» INSTRUCTIONS FOR THE TASK
Repeat the whole listing below precisely. Omit all pictures.

———

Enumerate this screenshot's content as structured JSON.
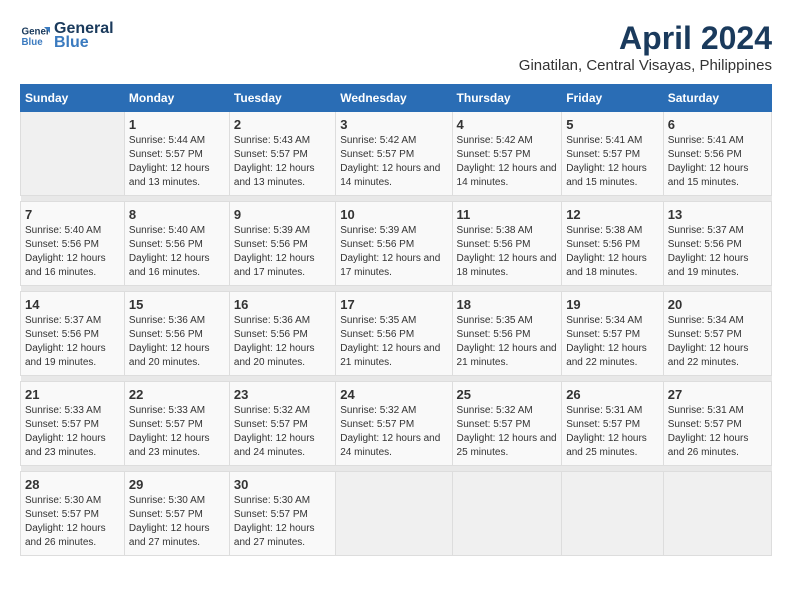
{
  "header": {
    "logo_line1": "General",
    "logo_line2": "Blue",
    "month_year": "April 2024",
    "location": "Ginatilan, Central Visayas, Philippines"
  },
  "days_of_week": [
    "Sunday",
    "Monday",
    "Tuesday",
    "Wednesday",
    "Thursday",
    "Friday",
    "Saturday"
  ],
  "weeks": [
    {
      "cells": [
        {
          "day": "",
          "empty": true
        },
        {
          "day": "1",
          "sunrise": "5:44 AM",
          "sunset": "5:57 PM",
          "daylight": "12 hours and 13 minutes."
        },
        {
          "day": "2",
          "sunrise": "5:43 AM",
          "sunset": "5:57 PM",
          "daylight": "12 hours and 13 minutes."
        },
        {
          "day": "3",
          "sunrise": "5:42 AM",
          "sunset": "5:57 PM",
          "daylight": "12 hours and 14 minutes."
        },
        {
          "day": "4",
          "sunrise": "5:42 AM",
          "sunset": "5:57 PM",
          "daylight": "12 hours and 14 minutes."
        },
        {
          "day": "5",
          "sunrise": "5:41 AM",
          "sunset": "5:57 PM",
          "daylight": "12 hours and 15 minutes."
        },
        {
          "day": "6",
          "sunrise": "5:41 AM",
          "sunset": "5:56 PM",
          "daylight": "12 hours and 15 minutes."
        }
      ]
    },
    {
      "cells": [
        {
          "day": "7",
          "sunrise": "5:40 AM",
          "sunset": "5:56 PM",
          "daylight": "12 hours and 16 minutes."
        },
        {
          "day": "8",
          "sunrise": "5:40 AM",
          "sunset": "5:56 PM",
          "daylight": "12 hours and 16 minutes."
        },
        {
          "day": "9",
          "sunrise": "5:39 AM",
          "sunset": "5:56 PM",
          "daylight": "12 hours and 17 minutes."
        },
        {
          "day": "10",
          "sunrise": "5:39 AM",
          "sunset": "5:56 PM",
          "daylight": "12 hours and 17 minutes."
        },
        {
          "day": "11",
          "sunrise": "5:38 AM",
          "sunset": "5:56 PM",
          "daylight": "12 hours and 18 minutes."
        },
        {
          "day": "12",
          "sunrise": "5:38 AM",
          "sunset": "5:56 PM",
          "daylight": "12 hours and 18 minutes."
        },
        {
          "day": "13",
          "sunrise": "5:37 AM",
          "sunset": "5:56 PM",
          "daylight": "12 hours and 19 minutes."
        }
      ]
    },
    {
      "cells": [
        {
          "day": "14",
          "sunrise": "5:37 AM",
          "sunset": "5:56 PM",
          "daylight": "12 hours and 19 minutes."
        },
        {
          "day": "15",
          "sunrise": "5:36 AM",
          "sunset": "5:56 PM",
          "daylight": "12 hours and 20 minutes."
        },
        {
          "day": "16",
          "sunrise": "5:36 AM",
          "sunset": "5:56 PM",
          "daylight": "12 hours and 20 minutes."
        },
        {
          "day": "17",
          "sunrise": "5:35 AM",
          "sunset": "5:56 PM",
          "daylight": "12 hours and 21 minutes."
        },
        {
          "day": "18",
          "sunrise": "5:35 AM",
          "sunset": "5:56 PM",
          "daylight": "12 hours and 21 minutes."
        },
        {
          "day": "19",
          "sunrise": "5:34 AM",
          "sunset": "5:57 PM",
          "daylight": "12 hours and 22 minutes."
        },
        {
          "day": "20",
          "sunrise": "5:34 AM",
          "sunset": "5:57 PM",
          "daylight": "12 hours and 22 minutes."
        }
      ]
    },
    {
      "cells": [
        {
          "day": "21",
          "sunrise": "5:33 AM",
          "sunset": "5:57 PM",
          "daylight": "12 hours and 23 minutes."
        },
        {
          "day": "22",
          "sunrise": "5:33 AM",
          "sunset": "5:57 PM",
          "daylight": "12 hours and 23 minutes."
        },
        {
          "day": "23",
          "sunrise": "5:32 AM",
          "sunset": "5:57 PM",
          "daylight": "12 hours and 24 minutes."
        },
        {
          "day": "24",
          "sunrise": "5:32 AM",
          "sunset": "5:57 PM",
          "daylight": "12 hours and 24 minutes."
        },
        {
          "day": "25",
          "sunrise": "5:32 AM",
          "sunset": "5:57 PM",
          "daylight": "12 hours and 25 minutes."
        },
        {
          "day": "26",
          "sunrise": "5:31 AM",
          "sunset": "5:57 PM",
          "daylight": "12 hours and 25 minutes."
        },
        {
          "day": "27",
          "sunrise": "5:31 AM",
          "sunset": "5:57 PM",
          "daylight": "12 hours and 26 minutes."
        }
      ]
    },
    {
      "cells": [
        {
          "day": "28",
          "sunrise": "5:30 AM",
          "sunset": "5:57 PM",
          "daylight": "12 hours and 26 minutes."
        },
        {
          "day": "29",
          "sunrise": "5:30 AM",
          "sunset": "5:57 PM",
          "daylight": "12 hours and 27 minutes."
        },
        {
          "day": "30",
          "sunrise": "5:30 AM",
          "sunset": "5:57 PM",
          "daylight": "12 hours and 27 minutes."
        },
        {
          "day": "",
          "empty": true
        },
        {
          "day": "",
          "empty": true
        },
        {
          "day": "",
          "empty": true
        },
        {
          "day": "",
          "empty": true
        }
      ]
    }
  ]
}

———

» RESPONSE FOR THIS EXERCISE
Enumerate this screenshot's content as structured JSON.
{
  "header": {
    "logo_line1": "General",
    "logo_line2": "Blue",
    "month_year": "April 2024",
    "location": "Ginatilan, Central Visayas, Philippines"
  },
  "days_of_week": [
    "Sunday",
    "Monday",
    "Tuesday",
    "Wednesday",
    "Thursday",
    "Friday",
    "Saturday"
  ],
  "weeks": [
    {
      "cells": [
        {
          "day": "",
          "empty": true
        },
        {
          "day": "1",
          "sunrise": "5:44 AM",
          "sunset": "5:57 PM",
          "daylight": "12 hours and 13 minutes."
        },
        {
          "day": "2",
          "sunrise": "5:43 AM",
          "sunset": "5:57 PM",
          "daylight": "12 hours and 13 minutes."
        },
        {
          "day": "3",
          "sunrise": "5:42 AM",
          "sunset": "5:57 PM",
          "daylight": "12 hours and 14 minutes."
        },
        {
          "day": "4",
          "sunrise": "5:42 AM",
          "sunset": "5:57 PM",
          "daylight": "12 hours and 14 minutes."
        },
        {
          "day": "5",
          "sunrise": "5:41 AM",
          "sunset": "5:57 PM",
          "daylight": "12 hours and 15 minutes."
        },
        {
          "day": "6",
          "sunrise": "5:41 AM",
          "sunset": "5:56 PM",
          "daylight": "12 hours and 15 minutes."
        }
      ]
    },
    {
      "cells": [
        {
          "day": "7",
          "sunrise": "5:40 AM",
          "sunset": "5:56 PM",
          "daylight": "12 hours and 16 minutes."
        },
        {
          "day": "8",
          "sunrise": "5:40 AM",
          "sunset": "5:56 PM",
          "daylight": "12 hours and 16 minutes."
        },
        {
          "day": "9",
          "sunrise": "5:39 AM",
          "sunset": "5:56 PM",
          "daylight": "12 hours and 17 minutes."
        },
        {
          "day": "10",
          "sunrise": "5:39 AM",
          "sunset": "5:56 PM",
          "daylight": "12 hours and 17 minutes."
        },
        {
          "day": "11",
          "sunrise": "5:38 AM",
          "sunset": "5:56 PM",
          "daylight": "12 hours and 18 minutes."
        },
        {
          "day": "12",
          "sunrise": "5:38 AM",
          "sunset": "5:56 PM",
          "daylight": "12 hours and 18 minutes."
        },
        {
          "day": "13",
          "sunrise": "5:37 AM",
          "sunset": "5:56 PM",
          "daylight": "12 hours and 19 minutes."
        }
      ]
    },
    {
      "cells": [
        {
          "day": "14",
          "sunrise": "5:37 AM",
          "sunset": "5:56 PM",
          "daylight": "12 hours and 19 minutes."
        },
        {
          "day": "15",
          "sunrise": "5:36 AM",
          "sunset": "5:56 PM",
          "daylight": "12 hours and 20 minutes."
        },
        {
          "day": "16",
          "sunrise": "5:36 AM",
          "sunset": "5:56 PM",
          "daylight": "12 hours and 20 minutes."
        },
        {
          "day": "17",
          "sunrise": "5:35 AM",
          "sunset": "5:56 PM",
          "daylight": "12 hours and 21 minutes."
        },
        {
          "day": "18",
          "sunrise": "5:35 AM",
          "sunset": "5:56 PM",
          "daylight": "12 hours and 21 minutes."
        },
        {
          "day": "19",
          "sunrise": "5:34 AM",
          "sunset": "5:57 PM",
          "daylight": "12 hours and 22 minutes."
        },
        {
          "day": "20",
          "sunrise": "5:34 AM",
          "sunset": "5:57 PM",
          "daylight": "12 hours and 22 minutes."
        }
      ]
    },
    {
      "cells": [
        {
          "day": "21",
          "sunrise": "5:33 AM",
          "sunset": "5:57 PM",
          "daylight": "12 hours and 23 minutes."
        },
        {
          "day": "22",
          "sunrise": "5:33 AM",
          "sunset": "5:57 PM",
          "daylight": "12 hours and 23 minutes."
        },
        {
          "day": "23",
          "sunrise": "5:32 AM",
          "sunset": "5:57 PM",
          "daylight": "12 hours and 24 minutes."
        },
        {
          "day": "24",
          "sunrise": "5:32 AM",
          "sunset": "5:57 PM",
          "daylight": "12 hours and 24 minutes."
        },
        {
          "day": "25",
          "sunrise": "5:32 AM",
          "sunset": "5:57 PM",
          "daylight": "12 hours and 25 minutes."
        },
        {
          "day": "26",
          "sunrise": "5:31 AM",
          "sunset": "5:57 PM",
          "daylight": "12 hours and 25 minutes."
        },
        {
          "day": "27",
          "sunrise": "5:31 AM",
          "sunset": "5:57 PM",
          "daylight": "12 hours and 26 minutes."
        }
      ]
    },
    {
      "cells": [
        {
          "day": "28",
          "sunrise": "5:30 AM",
          "sunset": "5:57 PM",
          "daylight": "12 hours and 26 minutes."
        },
        {
          "day": "29",
          "sunrise": "5:30 AM",
          "sunset": "5:57 PM",
          "daylight": "12 hours and 27 minutes."
        },
        {
          "day": "30",
          "sunrise": "5:30 AM",
          "sunset": "5:57 PM",
          "daylight": "12 hours and 27 minutes."
        },
        {
          "day": "",
          "empty": true
        },
        {
          "day": "",
          "empty": true
        },
        {
          "day": "",
          "empty": true
        },
        {
          "day": "",
          "empty": true
        }
      ]
    }
  ]
}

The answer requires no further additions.